The mayor came down and said, “We’ve never had anybody actually show up to a planning commission meeting unless they have business.”
Before the end of the meeting I was on the planning commission. So, whether it’s the planning commission, or your homeowners group, or state legislature, there’s a place for people to participate and help.
That’s how I got to know John Huntsman Jr. My mom had passed away from cancer, she had breast cancer. The Huntsman family had put in hundreds of millions of dollars to fight that. So when he was going to run for governor, I said, “hey, I think I can help.” It’s sort of that adage that, so few people raise their hands but those that do make a world of a difference. I really believe in that.

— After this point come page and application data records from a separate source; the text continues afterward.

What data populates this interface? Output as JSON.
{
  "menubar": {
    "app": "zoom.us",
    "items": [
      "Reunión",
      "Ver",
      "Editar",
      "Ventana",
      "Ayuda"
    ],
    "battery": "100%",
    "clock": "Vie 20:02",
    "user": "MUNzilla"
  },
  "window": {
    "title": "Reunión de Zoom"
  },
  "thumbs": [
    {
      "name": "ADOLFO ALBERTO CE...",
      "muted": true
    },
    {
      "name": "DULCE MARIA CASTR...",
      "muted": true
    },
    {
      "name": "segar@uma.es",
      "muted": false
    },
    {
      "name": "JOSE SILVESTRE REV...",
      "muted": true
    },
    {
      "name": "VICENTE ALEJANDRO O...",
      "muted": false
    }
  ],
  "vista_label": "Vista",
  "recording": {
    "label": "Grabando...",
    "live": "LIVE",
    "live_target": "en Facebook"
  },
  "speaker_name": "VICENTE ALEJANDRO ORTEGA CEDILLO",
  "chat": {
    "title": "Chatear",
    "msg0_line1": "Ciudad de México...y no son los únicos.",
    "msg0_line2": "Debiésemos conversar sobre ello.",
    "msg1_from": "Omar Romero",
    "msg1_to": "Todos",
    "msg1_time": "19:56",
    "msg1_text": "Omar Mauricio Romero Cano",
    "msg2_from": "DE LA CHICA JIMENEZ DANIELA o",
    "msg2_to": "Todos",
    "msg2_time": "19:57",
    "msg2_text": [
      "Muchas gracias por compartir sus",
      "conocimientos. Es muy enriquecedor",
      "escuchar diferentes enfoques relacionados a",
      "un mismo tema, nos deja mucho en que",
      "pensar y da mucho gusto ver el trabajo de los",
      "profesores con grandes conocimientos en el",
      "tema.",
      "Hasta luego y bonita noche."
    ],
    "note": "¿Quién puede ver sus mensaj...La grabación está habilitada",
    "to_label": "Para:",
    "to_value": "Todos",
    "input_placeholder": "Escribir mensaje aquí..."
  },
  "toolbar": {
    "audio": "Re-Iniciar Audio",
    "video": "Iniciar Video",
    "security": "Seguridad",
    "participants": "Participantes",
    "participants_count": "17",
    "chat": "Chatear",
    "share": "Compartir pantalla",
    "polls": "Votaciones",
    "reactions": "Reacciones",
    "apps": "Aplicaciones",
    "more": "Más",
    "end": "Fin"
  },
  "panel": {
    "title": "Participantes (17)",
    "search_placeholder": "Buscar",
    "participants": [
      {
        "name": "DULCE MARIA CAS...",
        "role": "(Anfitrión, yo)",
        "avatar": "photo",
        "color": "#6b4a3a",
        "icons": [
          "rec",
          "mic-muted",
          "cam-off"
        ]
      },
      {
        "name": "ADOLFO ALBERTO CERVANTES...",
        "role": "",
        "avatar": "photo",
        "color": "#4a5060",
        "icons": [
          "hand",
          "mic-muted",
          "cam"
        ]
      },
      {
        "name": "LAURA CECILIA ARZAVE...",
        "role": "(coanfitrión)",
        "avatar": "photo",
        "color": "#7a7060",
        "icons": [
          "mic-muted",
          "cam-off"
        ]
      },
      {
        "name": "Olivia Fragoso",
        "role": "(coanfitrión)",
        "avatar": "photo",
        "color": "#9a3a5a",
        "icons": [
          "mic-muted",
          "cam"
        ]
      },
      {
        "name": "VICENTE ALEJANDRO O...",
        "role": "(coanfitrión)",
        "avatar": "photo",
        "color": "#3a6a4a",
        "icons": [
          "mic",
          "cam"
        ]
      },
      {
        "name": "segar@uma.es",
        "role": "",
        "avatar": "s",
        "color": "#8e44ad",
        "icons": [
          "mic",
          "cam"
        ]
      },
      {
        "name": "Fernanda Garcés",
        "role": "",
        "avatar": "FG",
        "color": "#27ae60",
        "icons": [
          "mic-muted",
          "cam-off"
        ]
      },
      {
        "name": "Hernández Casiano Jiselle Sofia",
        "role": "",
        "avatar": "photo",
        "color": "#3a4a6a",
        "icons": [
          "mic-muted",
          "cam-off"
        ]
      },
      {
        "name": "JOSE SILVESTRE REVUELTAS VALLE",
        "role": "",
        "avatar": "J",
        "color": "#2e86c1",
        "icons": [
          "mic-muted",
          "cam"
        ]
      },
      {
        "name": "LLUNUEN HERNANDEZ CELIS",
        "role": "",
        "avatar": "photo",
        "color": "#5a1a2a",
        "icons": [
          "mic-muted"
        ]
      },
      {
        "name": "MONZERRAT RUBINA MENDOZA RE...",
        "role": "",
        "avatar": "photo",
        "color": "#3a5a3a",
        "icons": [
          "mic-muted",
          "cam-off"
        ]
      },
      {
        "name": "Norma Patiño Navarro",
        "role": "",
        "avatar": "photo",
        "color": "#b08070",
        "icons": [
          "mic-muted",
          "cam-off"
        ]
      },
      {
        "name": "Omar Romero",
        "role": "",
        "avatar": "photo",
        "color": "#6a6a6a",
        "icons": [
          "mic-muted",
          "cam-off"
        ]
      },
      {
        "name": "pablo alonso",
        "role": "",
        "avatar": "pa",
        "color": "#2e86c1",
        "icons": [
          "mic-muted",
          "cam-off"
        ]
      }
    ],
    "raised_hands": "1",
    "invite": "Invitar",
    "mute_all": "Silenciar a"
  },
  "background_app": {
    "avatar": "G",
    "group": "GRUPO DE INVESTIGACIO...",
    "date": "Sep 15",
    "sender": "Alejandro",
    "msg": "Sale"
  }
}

I came to find out later other people had agreed to donate money to the Huntsman campaign but I think I was the only one that had actually called and said I was willing to help. And that kind of changed my life. Do something. You can do a little bit.
This interview was edited for length and clarity.
Dina Montemarano is a first-year MPP student at the Harvard Kennedy School and an Associate Editor at the Kennedy School Review. Previously, she managed advocacy and communications projects focused on HIV and reproductive health and served as a Teach For America corps member in Brooklyn, New York. She is passionate about social justice and Italian food.
Edited by James Pagano
Photo Credit: Michael Jolley via Flickr